The Standard and Poor’s report, which can be accessed here, explains that it has downgraded TUHS to BBB- because of the possibility, despite the efforts being made, that there may be “considerable operating loss in 2012.” In the S&P rating system, BBB- is “Considered [the] lowest investment grade by market participants.”
The long and detailed March 2011 Moody’s report on Temple includes, among other things, discussions of TUHS, our debt, our core market, the risk involved in our current construction plans, the “elasticity” of our tuition rates, the future possibility of Temple being upgraded or downgraded, and our $1 billion in short-term, liquid investments. It summarizes its findings as follows:
"The Aa3 rating for Temple University reflects its established market position as the largest Pennsylvania public university in southeast-ern Pennsylvania with good enrollment growth, strong University operating performance and good financial resource levels supporting debt and operations. These are offset by the weak operations and market challenges of Temple University Health System, proposed dramatic cuts in state funding and expected substantial capital plans [i.e., the 20/20 construction projects]. The negative outlook reflects potential operating and liquidity pressures on the University due to financial stress at Temple University Health System (TUHS) as well as the impact of the dramatic reductions in state operating funds. The MIG 1 [Moody’s Investor Grade 1] rating is based on Temple's market access for its notes issuance and its strong liquidity position."

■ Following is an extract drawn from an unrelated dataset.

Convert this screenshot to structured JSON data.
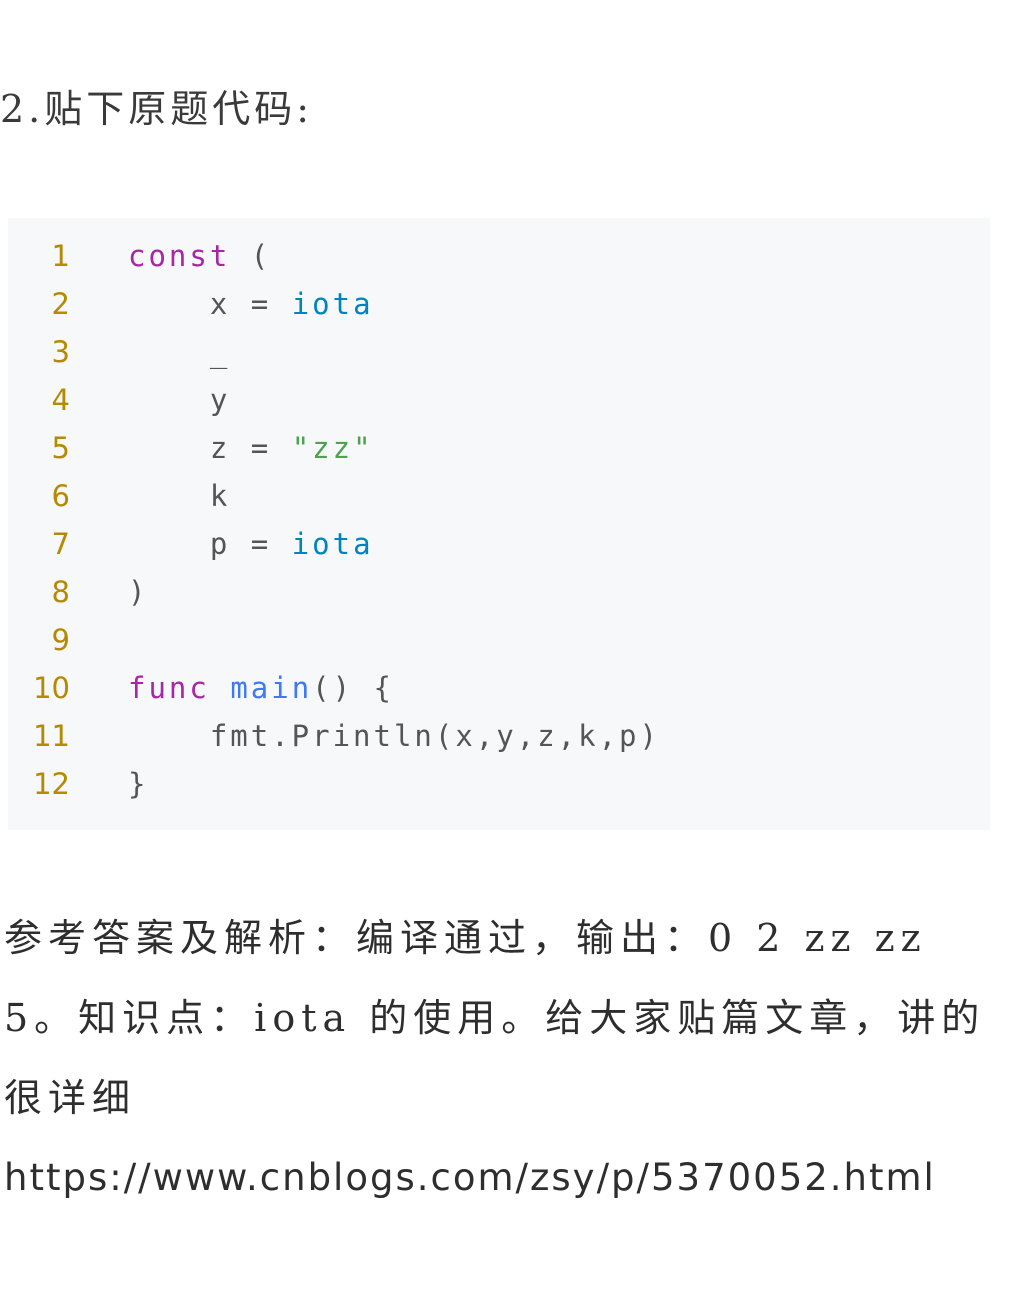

Most troubling to me in the Moody’s report are the comments on the potentially rippling effect of the TUHS situation, on the risks involved in the 20/20 construction, and on our tuition “elasticity” in relation to our core regional market.
The report also comments on Temple’s $1 billion short-term investments. This $1 billion is separate from the “Contingency” fund, the annual surpluses, and the money that can be found in the budget detail. Drawing some money from the short-term investments, or even just taking some of the substantial interest earned from them, would be still another way – besides using the “Contingency fund, besides planning for smaller surpluses, besides shoveling the slush out of the budget detail -- to obviate any need to raise tuition again or to again cut collegial budgets.
A copy of the Moody’s report that includes some marginal comments by me can be accessed by clicking here. The report, and many others on Temple’s financial situation, can be accessed at http://www.bondsonline.com.•